=== Section Start ===
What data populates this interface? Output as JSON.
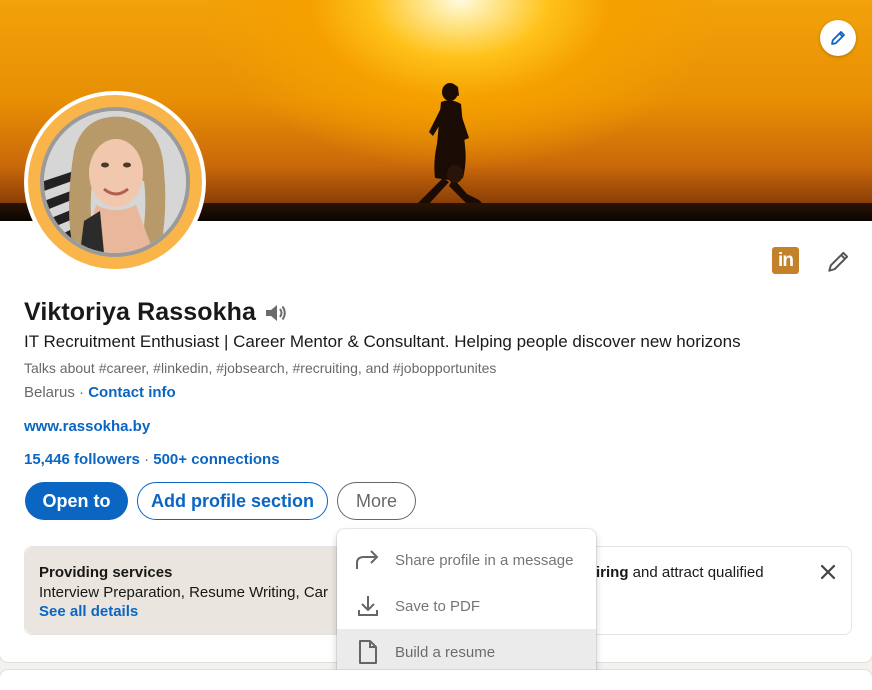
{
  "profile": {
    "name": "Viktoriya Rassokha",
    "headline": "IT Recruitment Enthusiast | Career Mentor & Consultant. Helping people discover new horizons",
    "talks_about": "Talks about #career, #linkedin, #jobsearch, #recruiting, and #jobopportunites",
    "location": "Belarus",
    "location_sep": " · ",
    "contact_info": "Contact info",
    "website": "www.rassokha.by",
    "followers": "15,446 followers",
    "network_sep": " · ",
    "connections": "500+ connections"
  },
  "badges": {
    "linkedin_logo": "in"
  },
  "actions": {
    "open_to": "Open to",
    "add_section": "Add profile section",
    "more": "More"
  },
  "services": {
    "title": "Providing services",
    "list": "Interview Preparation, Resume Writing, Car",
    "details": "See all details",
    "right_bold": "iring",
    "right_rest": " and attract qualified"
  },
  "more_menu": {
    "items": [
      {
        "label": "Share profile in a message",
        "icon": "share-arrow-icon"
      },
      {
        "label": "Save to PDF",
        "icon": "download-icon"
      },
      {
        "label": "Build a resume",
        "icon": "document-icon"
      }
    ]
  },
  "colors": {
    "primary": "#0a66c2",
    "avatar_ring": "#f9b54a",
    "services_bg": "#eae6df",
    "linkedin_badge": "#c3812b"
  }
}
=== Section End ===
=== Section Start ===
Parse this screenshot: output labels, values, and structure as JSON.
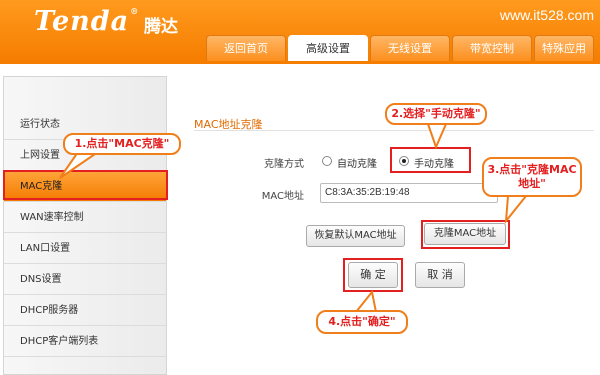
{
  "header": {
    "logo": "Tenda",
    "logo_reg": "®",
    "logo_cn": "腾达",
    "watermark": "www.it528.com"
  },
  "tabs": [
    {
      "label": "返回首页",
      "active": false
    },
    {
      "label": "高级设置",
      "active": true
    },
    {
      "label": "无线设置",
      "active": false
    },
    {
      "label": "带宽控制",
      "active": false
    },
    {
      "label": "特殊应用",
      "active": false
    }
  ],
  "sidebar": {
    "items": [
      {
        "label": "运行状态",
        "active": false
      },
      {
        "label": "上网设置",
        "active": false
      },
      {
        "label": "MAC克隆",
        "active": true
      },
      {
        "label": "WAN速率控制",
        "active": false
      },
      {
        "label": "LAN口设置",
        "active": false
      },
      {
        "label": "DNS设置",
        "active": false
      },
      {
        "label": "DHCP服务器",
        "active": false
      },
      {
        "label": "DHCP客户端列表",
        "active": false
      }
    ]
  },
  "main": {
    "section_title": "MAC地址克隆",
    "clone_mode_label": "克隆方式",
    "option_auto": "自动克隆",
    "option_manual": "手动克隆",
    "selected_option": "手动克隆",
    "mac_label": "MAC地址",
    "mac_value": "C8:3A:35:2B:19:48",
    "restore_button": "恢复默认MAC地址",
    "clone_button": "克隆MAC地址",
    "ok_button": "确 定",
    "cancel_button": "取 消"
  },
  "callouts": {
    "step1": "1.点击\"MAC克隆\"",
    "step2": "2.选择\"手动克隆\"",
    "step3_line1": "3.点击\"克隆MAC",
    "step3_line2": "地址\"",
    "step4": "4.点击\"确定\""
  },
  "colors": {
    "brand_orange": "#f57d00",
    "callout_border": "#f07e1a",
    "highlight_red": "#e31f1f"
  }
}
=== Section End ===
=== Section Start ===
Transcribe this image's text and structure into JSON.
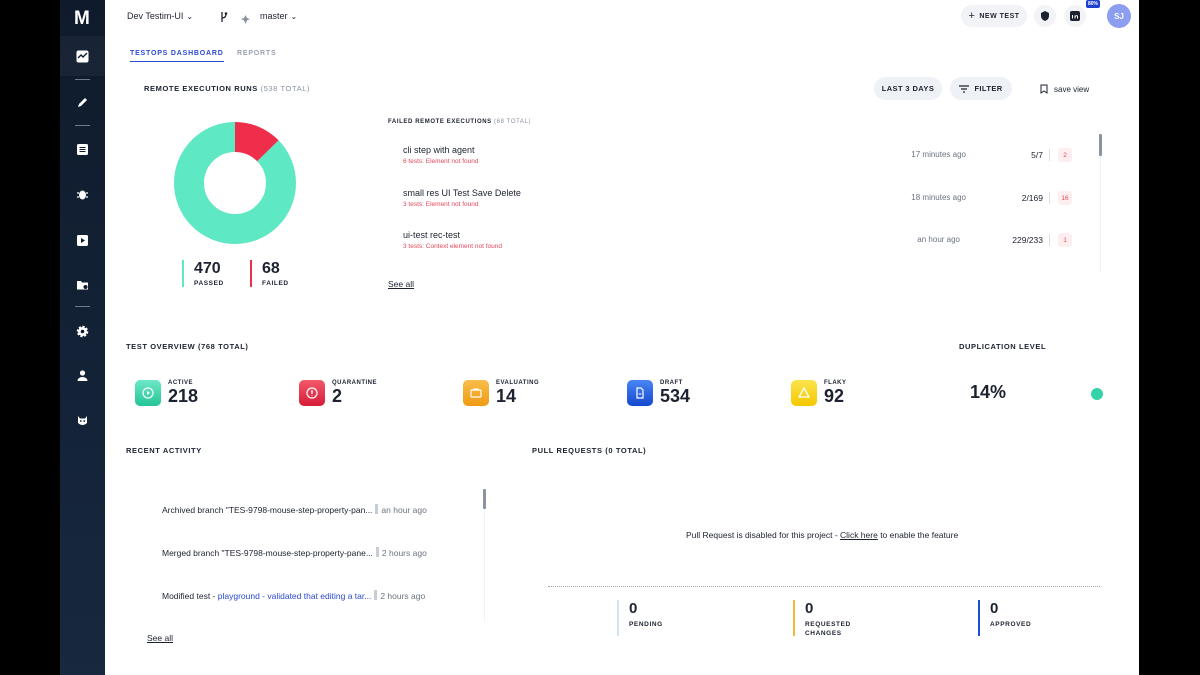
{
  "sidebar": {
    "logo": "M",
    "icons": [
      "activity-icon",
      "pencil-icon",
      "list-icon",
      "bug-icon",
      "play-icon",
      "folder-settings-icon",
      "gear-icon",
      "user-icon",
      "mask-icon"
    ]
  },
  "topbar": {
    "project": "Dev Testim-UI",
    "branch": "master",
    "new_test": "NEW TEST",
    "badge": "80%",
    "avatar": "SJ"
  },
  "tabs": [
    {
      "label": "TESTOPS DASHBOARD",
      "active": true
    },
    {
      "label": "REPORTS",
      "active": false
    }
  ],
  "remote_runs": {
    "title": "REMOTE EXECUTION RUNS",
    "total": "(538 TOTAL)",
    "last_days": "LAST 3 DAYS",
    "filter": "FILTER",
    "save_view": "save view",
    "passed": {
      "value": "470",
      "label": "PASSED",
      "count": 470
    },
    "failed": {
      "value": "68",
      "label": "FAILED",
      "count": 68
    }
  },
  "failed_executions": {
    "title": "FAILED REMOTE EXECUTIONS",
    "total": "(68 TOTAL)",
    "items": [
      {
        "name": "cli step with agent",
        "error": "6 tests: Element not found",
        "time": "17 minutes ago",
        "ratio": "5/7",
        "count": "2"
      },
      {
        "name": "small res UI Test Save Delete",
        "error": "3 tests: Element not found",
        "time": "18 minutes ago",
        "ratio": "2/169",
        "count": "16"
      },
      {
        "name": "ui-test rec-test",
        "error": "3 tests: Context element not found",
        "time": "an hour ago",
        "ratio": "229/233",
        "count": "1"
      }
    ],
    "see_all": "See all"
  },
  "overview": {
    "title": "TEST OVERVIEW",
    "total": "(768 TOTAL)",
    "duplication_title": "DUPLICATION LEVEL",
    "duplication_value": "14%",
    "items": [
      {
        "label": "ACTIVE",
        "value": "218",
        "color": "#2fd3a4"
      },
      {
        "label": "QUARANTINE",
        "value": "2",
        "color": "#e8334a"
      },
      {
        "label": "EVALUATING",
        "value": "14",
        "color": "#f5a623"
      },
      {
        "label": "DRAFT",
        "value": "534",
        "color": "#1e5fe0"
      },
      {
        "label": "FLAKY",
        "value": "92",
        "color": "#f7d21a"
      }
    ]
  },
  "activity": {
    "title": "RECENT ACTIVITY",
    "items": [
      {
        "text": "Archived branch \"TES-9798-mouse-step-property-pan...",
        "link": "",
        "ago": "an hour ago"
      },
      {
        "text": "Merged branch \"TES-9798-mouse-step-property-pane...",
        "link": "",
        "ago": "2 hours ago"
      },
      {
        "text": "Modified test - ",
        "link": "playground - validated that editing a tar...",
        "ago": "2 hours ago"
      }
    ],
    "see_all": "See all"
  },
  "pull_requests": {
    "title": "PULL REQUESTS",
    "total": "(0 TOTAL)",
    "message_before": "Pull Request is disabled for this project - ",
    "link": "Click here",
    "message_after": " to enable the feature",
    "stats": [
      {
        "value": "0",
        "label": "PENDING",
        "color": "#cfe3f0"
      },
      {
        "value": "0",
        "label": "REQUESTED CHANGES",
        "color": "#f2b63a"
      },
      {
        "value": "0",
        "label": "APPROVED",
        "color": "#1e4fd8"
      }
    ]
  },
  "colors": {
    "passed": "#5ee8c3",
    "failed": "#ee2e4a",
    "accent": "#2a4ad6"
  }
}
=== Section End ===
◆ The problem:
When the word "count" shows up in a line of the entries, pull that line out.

◆ Written answer:
      "count": 470
      "count": 68
        "count": "2"
        "count": "16"
        "count": "1"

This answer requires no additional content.